_Task item:_
With the pictures excluded, repeat every entry exactly.

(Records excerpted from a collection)
---------------

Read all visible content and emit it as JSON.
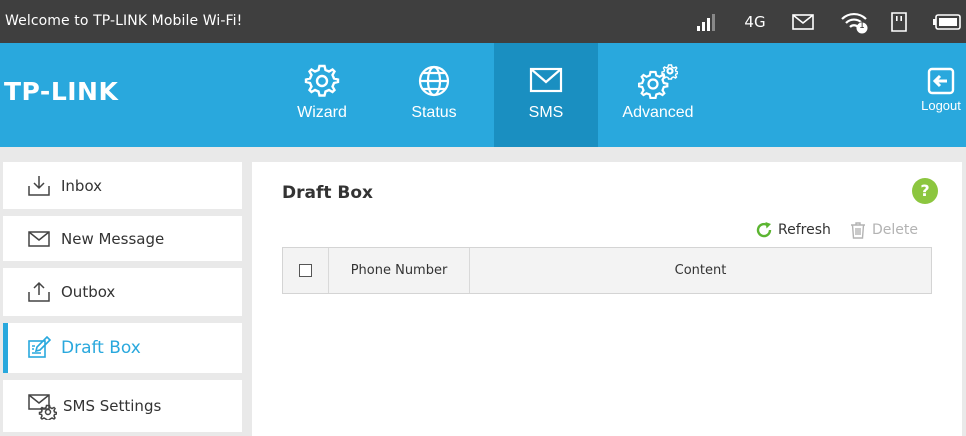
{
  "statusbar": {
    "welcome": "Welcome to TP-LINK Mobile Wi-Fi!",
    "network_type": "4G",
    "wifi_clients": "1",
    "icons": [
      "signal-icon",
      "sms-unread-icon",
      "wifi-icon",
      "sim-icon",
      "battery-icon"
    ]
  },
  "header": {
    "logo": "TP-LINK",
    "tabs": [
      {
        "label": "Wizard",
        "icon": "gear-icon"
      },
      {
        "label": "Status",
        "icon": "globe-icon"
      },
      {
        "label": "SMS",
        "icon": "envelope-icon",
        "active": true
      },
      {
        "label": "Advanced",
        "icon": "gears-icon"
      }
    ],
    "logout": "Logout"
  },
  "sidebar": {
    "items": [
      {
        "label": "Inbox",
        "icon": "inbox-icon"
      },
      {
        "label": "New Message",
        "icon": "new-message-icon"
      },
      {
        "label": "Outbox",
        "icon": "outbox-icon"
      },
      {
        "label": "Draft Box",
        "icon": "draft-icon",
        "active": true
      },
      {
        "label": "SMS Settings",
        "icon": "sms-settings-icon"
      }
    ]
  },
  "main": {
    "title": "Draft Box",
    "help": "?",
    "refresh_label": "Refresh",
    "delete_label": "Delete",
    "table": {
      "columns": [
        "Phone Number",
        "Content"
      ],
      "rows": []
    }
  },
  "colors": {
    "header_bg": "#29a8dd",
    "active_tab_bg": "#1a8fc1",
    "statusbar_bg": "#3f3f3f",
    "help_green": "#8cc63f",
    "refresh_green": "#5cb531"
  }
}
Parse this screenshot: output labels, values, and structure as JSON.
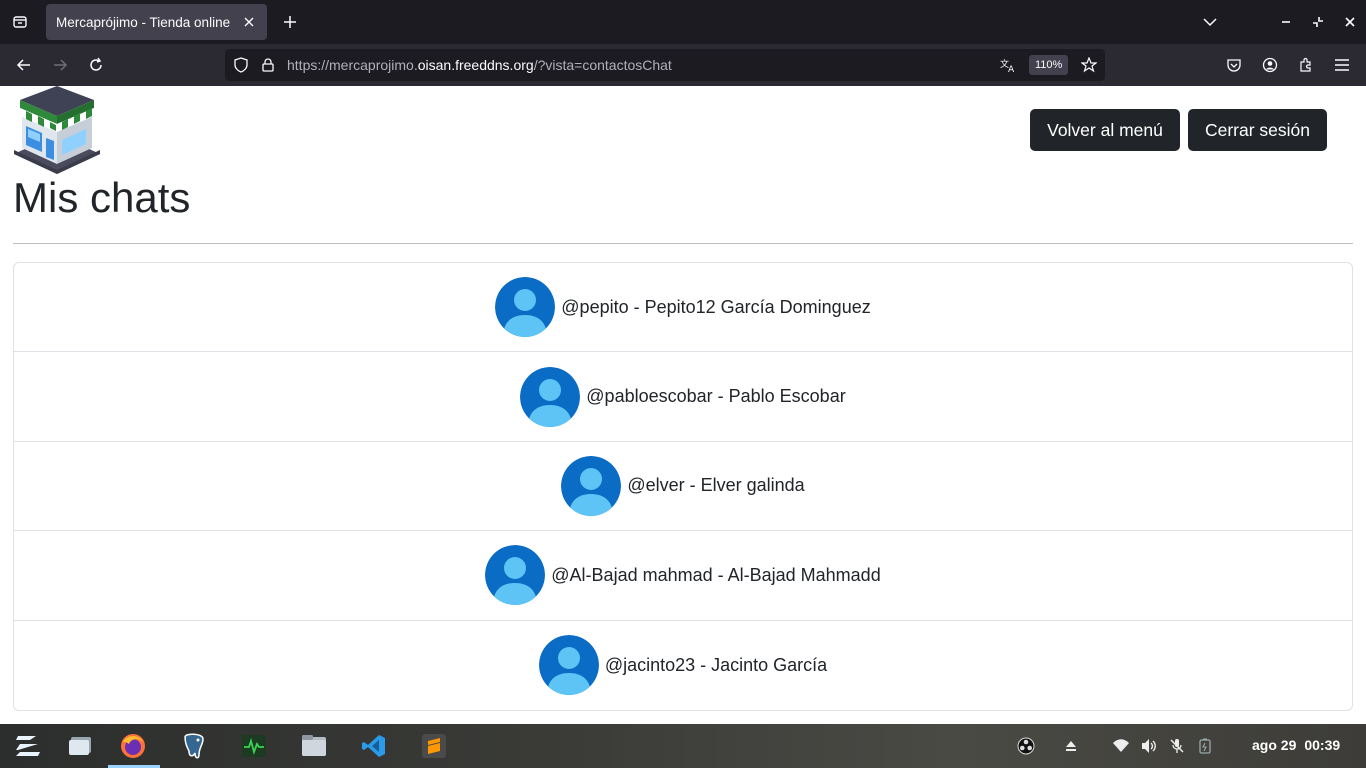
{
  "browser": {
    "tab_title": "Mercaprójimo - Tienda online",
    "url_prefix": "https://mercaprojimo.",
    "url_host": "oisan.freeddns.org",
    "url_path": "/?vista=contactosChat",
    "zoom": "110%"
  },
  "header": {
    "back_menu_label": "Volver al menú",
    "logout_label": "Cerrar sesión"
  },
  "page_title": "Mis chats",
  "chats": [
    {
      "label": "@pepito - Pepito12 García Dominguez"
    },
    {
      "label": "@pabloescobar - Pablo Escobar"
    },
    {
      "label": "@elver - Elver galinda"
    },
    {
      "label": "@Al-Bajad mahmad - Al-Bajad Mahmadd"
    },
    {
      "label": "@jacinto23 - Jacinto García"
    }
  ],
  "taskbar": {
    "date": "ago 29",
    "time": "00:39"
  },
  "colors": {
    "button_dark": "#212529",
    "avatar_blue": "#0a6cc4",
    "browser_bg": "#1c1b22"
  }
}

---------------

_Problem solution:_
Read all visible content and emit it as JSON.
{
  "statusbar": {
    "welcome": "Welcome to TP-LINK Mobile Wi-Fi!",
    "network_type": "4G",
    "wifi_clients": "1",
    "icons": [
      "signal-icon",
      "sms-unread-icon",
      "wifi-icon",
      "sim-icon",
      "battery-icon"
    ]
  },
  "header": {
    "logo": "TP-LINK",
    "tabs": [
      {
        "label": "Wizard",
        "icon": "gear-icon"
      },
      {
        "label": "Status",
        "icon": "globe-icon"
      },
      {
        "label": "SMS",
        "icon": "envelope-icon",
        "active": true
      },
      {
        "label": "Advanced",
        "icon": "gears-icon"
      }
    ],
    "logout": "Logout"
  },
  "sidebar": {
    "items": [
      {
        "label": "Inbox",
        "icon": "inbox-icon"
      },
      {
        "label": "New Message",
        "icon": "new-message-icon"
      },
      {
        "label": "Outbox",
        "icon": "outbox-icon"
      },
      {
        "label": "Draft Box",
        "icon": "draft-icon",
        "active": true
      },
      {
        "label": "SMS Settings",
        "icon": "sms-settings-icon"
      }
    ]
  },
  "main": {
    "title": "Draft Box",
    "help": "?",
    "refresh_label": "Refresh",
    "delete_label": "Delete",
    "table": {
      "columns": [
        "Phone Number",
        "Content"
      ],
      "rows": []
    }
  },
  "colors": {
    "header_bg": "#29a8dd",
    "active_tab_bg": "#1a8fc1",
    "statusbar_bg": "#3f3f3f",
    "help_green": "#8cc63f",
    "refresh_green": "#5cb531"
  }
}
Parse this screenshot: output labels, values, and structure as JSON.
{
  "browser": {
    "tab_title": "Mercaprójimo - Tienda online",
    "url_prefix": "https://mercaprojimo.",
    "url_host": "oisan.freeddns.org",
    "url_path": "/?vista=contactosChat",
    "zoom": "110%"
  },
  "header": {
    "back_menu_label": "Volver al menú",
    "logout_label": "Cerrar sesión"
  },
  "page_title": "Mis chats",
  "chats": [
    {
      "label": "@pepito - Pepito12 García Dominguez"
    },
    {
      "label": "@pabloescobar - Pablo Escobar"
    },
    {
      "label": "@elver - Elver galinda"
    },
    {
      "label": "@Al-Bajad mahmad - Al-Bajad Mahmadd"
    },
    {
      "label": "@jacinto23 - Jacinto García"
    }
  ],
  "taskbar": {
    "date": "ago 29",
    "time": "00:39"
  },
  "colors": {
    "button_dark": "#212529",
    "avatar_blue": "#0a6cc4",
    "browser_bg": "#1c1b22"
  }
}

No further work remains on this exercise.